» **Required action**: Please copy every record exactly as it is written.

Segment Open

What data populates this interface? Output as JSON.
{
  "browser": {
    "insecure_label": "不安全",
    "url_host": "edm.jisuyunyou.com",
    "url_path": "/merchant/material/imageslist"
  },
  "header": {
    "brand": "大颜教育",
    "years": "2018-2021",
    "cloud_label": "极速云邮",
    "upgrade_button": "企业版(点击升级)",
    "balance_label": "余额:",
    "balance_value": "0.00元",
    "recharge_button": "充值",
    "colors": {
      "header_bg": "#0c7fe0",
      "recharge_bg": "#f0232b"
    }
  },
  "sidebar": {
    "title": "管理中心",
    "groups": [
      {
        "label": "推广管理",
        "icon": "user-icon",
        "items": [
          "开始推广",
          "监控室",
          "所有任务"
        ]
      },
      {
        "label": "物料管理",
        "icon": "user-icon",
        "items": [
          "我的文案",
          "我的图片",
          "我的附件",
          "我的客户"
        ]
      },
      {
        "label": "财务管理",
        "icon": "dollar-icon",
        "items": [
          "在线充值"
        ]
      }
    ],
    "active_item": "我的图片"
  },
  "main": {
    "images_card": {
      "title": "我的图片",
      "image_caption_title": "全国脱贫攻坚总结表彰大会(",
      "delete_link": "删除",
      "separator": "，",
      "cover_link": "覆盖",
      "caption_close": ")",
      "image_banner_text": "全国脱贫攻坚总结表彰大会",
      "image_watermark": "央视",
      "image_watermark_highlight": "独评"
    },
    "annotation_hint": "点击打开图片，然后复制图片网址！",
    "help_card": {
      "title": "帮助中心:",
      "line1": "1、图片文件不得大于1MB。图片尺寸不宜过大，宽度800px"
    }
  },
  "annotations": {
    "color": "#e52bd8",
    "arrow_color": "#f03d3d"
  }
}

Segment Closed

» **Result**:
What data populates this interface? Output as JSON.
{
  "browser": {
    "insecure_label": "不安全",
    "url_host": "edm.jisuyunyou.com",
    "url_path": "/merchant/material/imageslist"
  },
  "header": {
    "brand": "大颜教育",
    "years": "2018-2021",
    "cloud_label": "极速云邮",
    "upgrade_button": "企业版(点击升级)",
    "balance_label": "余额:",
    "balance_value": "0.00元",
    "recharge_button": "充值",
    "colors": {
      "header_bg": "#0c7fe0",
      "recharge_bg": "#f0232b"
    }
  },
  "sidebar": {
    "title": "管理中心",
    "groups": [
      {
        "label": "推广管理",
        "icon": "user-icon",
        "items": [
          "开始推广",
          "监控室",
          "所有任务"
        ]
      },
      {
        "label": "物料管理",
        "icon": "user-icon",
        "items": [
          "我的文案",
          "我的图片",
          "我的附件",
          "我的客户"
        ]
      },
      {
        "label": "财务管理",
        "icon": "dollar-icon",
        "items": [
          "在线充值"
        ]
      }
    ],
    "active_item": "我的图片"
  },
  "main": {
    "images_card": {
      "title": "我的图片",
      "image_caption_title": "全国脱贫攻坚总结表彰大会(",
      "delete_link": "删除",
      "separator": "，",
      "cover_link": "覆盖",
      "caption_close": ")",
      "image_banner_text": "全国脱贫攻坚总结表彰大会",
      "image_watermark": "央视",
      "image_watermark_highlight": "独评"
    },
    "annotation_hint": "点击打开图片，然后复制图片网址！",
    "help_card": {
      "title": "帮助中心:",
      "line1": "1、图片文件不得大于1MB。图片尺寸不宜过大，宽度800px"
    }
  },
  "annotations": {
    "color": "#e52bd8",
    "arrow_color": "#f03d3d"
  }
}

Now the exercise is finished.